Living In A Country With A Strong Primary Care System Is Beneficial To People With Chronic Conditions
Author: Johan Hansen, Peter P. Groenewegen, Wienke G. W. Boerma, Dionne S. Kringos
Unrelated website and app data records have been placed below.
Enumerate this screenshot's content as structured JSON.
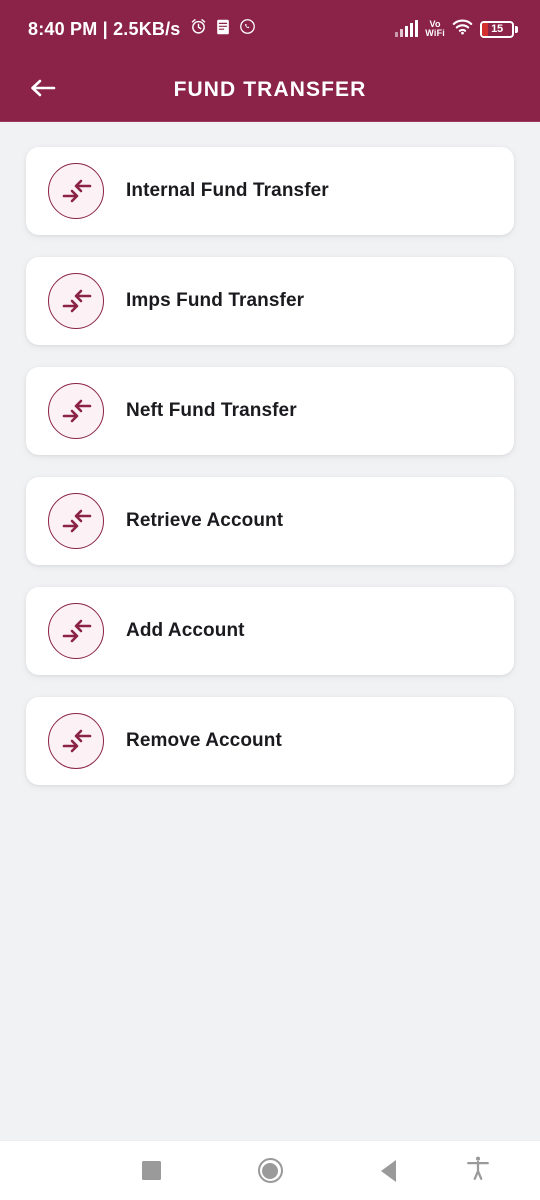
{
  "status_bar": {
    "clock": "8:40 PM | 2.5KB/s",
    "icons_left": [
      "alarm-icon",
      "notes-icon",
      "whatsapp-icon"
    ],
    "network_label": "Vo",
    "network_label2": "WiFi",
    "battery_percent": "15",
    "icons_right": [
      "signal-icon",
      "volte-wifi-icon",
      "wifi-icon",
      "battery-icon"
    ]
  },
  "header": {
    "title": "FUND TRANSFER",
    "back_icon": "back-arrow-icon",
    "color": "#8a2347"
  },
  "theme": {
    "accent": "#8a2347",
    "page_background": "#f1f2f4",
    "card_background": "#ffffff",
    "icon_circle_fill": "#fcf2f5",
    "label_color": "#1b1b1f",
    "battery_fill": "#d32f2f"
  },
  "menu": {
    "items": [
      {
        "label": "Internal Fund Transfer",
        "icon": "fund-transfer-icon"
      },
      {
        "label": "Imps Fund Transfer",
        "icon": "fund-transfer-icon"
      },
      {
        "label": "Neft Fund Transfer",
        "icon": "fund-transfer-icon"
      },
      {
        "label": "Retrieve Account",
        "icon": "fund-transfer-icon"
      },
      {
        "label": "Add Account",
        "icon": "fund-transfer-icon"
      },
      {
        "label": "Remove Account",
        "icon": "fund-transfer-icon"
      }
    ]
  },
  "nav_bar": {
    "recents": "recents-square-icon",
    "home": "home-circle-icon",
    "back": "back-triangle-icon",
    "accessibility": "accessibility-icon"
  }
}
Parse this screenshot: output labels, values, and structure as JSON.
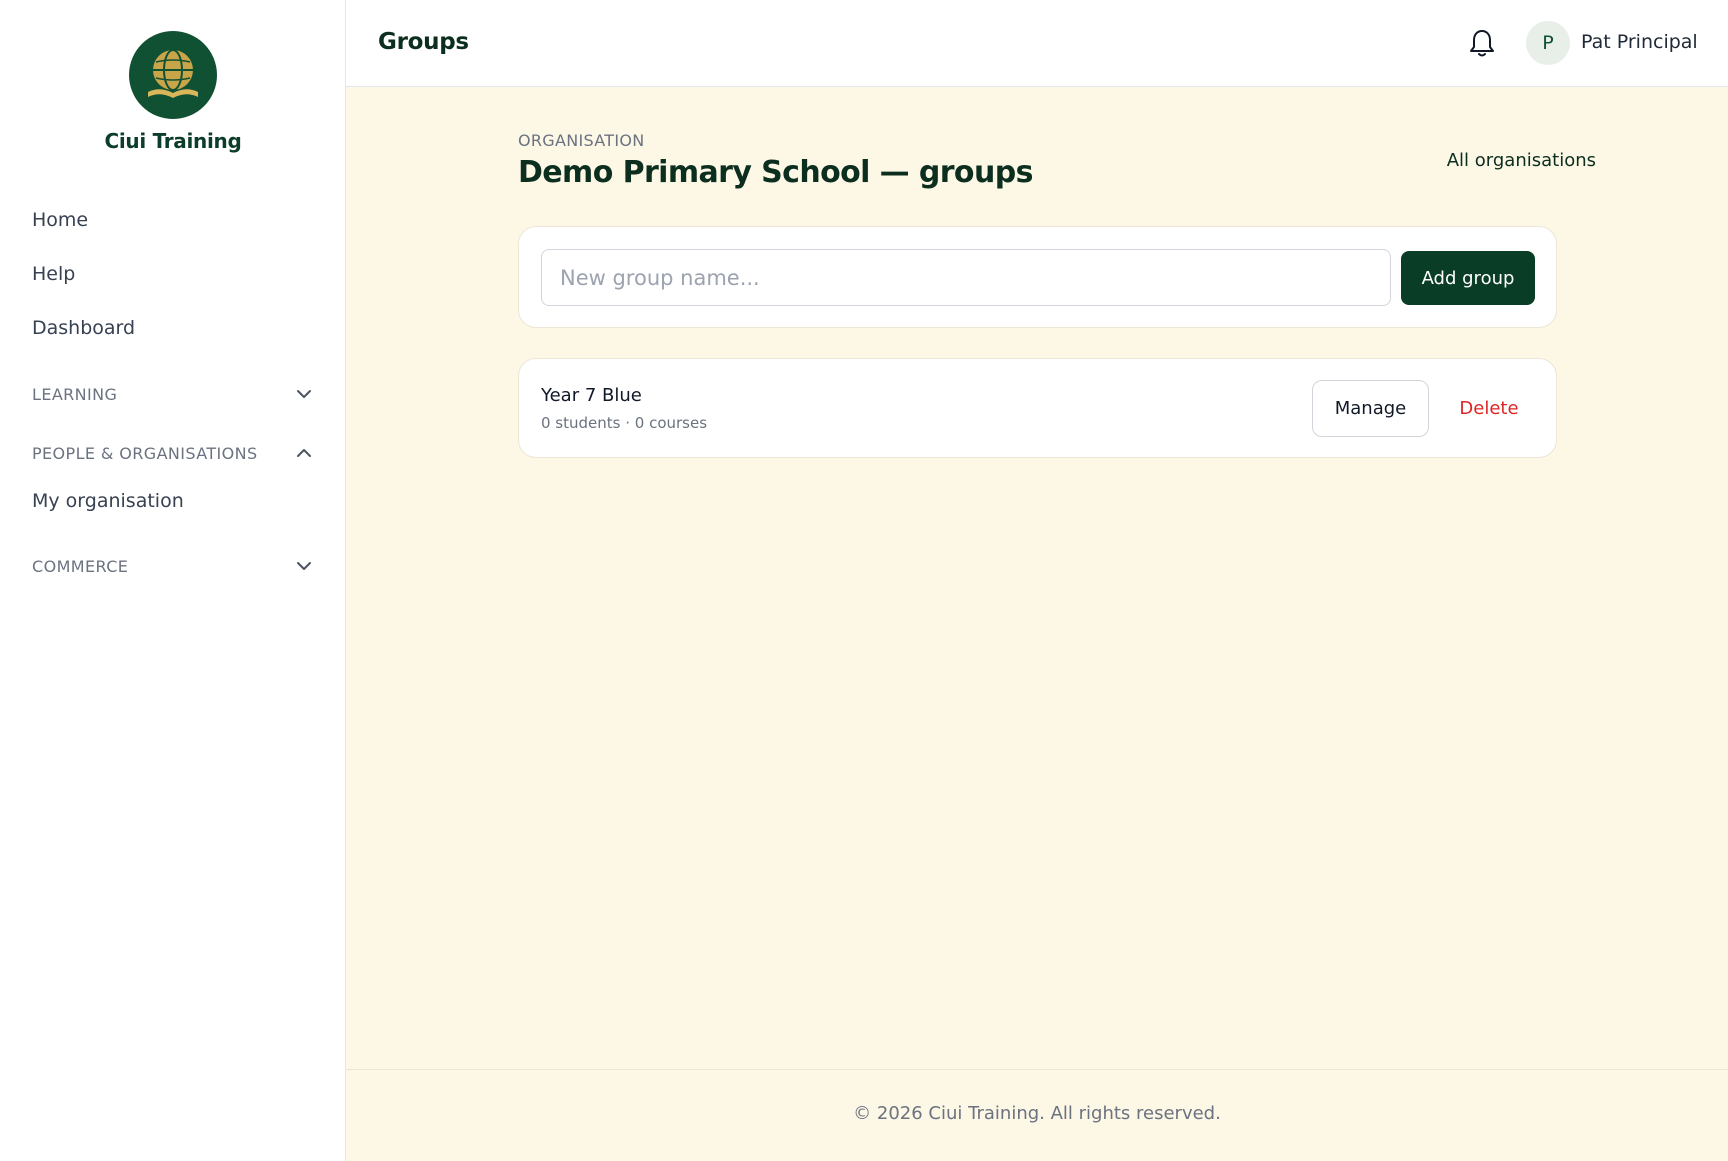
{
  "brand": {
    "name": "Ciui Training",
    "logo_icon": "globe-book-icon",
    "logo_color": "#0f5132"
  },
  "sidebar": {
    "items": [
      {
        "label": "Home"
      },
      {
        "label": "Help"
      },
      {
        "label": "Dashboard"
      }
    ],
    "sections": [
      {
        "label": "LEARNING",
        "expanded": false,
        "items": []
      },
      {
        "label": "PEOPLE & ORGANISATIONS",
        "expanded": true,
        "items": [
          {
            "label": "My organisation"
          }
        ]
      },
      {
        "label": "COMMERCE",
        "expanded": false,
        "items": []
      }
    ]
  },
  "header": {
    "title": "Groups",
    "notification_icon": "bell-icon",
    "user": {
      "initial": "P",
      "name": "Pat Principal"
    }
  },
  "page": {
    "eyebrow": "ORGANISATION",
    "title": "Demo Primary School — groups",
    "all_orgs_link": "All organisations"
  },
  "add_group": {
    "placeholder": "New group name...",
    "value": "",
    "button_label": "Add group"
  },
  "groups": [
    {
      "name": "Year 7 Blue",
      "meta": "0 students · 0 courses",
      "manage_label": "Manage",
      "delete_label": "Delete"
    }
  ],
  "footer": {
    "text": "© 2026 Ciui Training. All rights reserved."
  },
  "colors": {
    "brand_dark": "#0a3d26",
    "page_bg": "#fdf7e6",
    "danger": "#dc2626"
  }
}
In light of the growing pressure that multiple chronic diseases place on health care systems, we investigated whether strong primary care was associated with improved health outcomes for the chronically ill. We did this by combining country- and individual-level data for the twenty-seven countries of the European Union, focusing on people’s self-rated health status and whether or not they had severe limitations or untreated conditions. We found that people with chronic conditions were more likely to be in good or very good health in countries that had a stronger primary care structure and better coordination of care. People with more than two chronic conditions benefited most: Their self-rated health was higher if they lived in countries with a stronger primary care structure, better continuity of care, and a more comprehensive package of primary care services. In general, while having access to a strong primary care system mattered for people with chronic conditions, the degree to which it mattered differed across specific subgroups (for example, people with primary care–sensitive conditions) and primary care dimensions. Primary care reforms, therefore, should be person centered, addressing the needs of subgroups of patients while also finding a balance between structure and service delivery.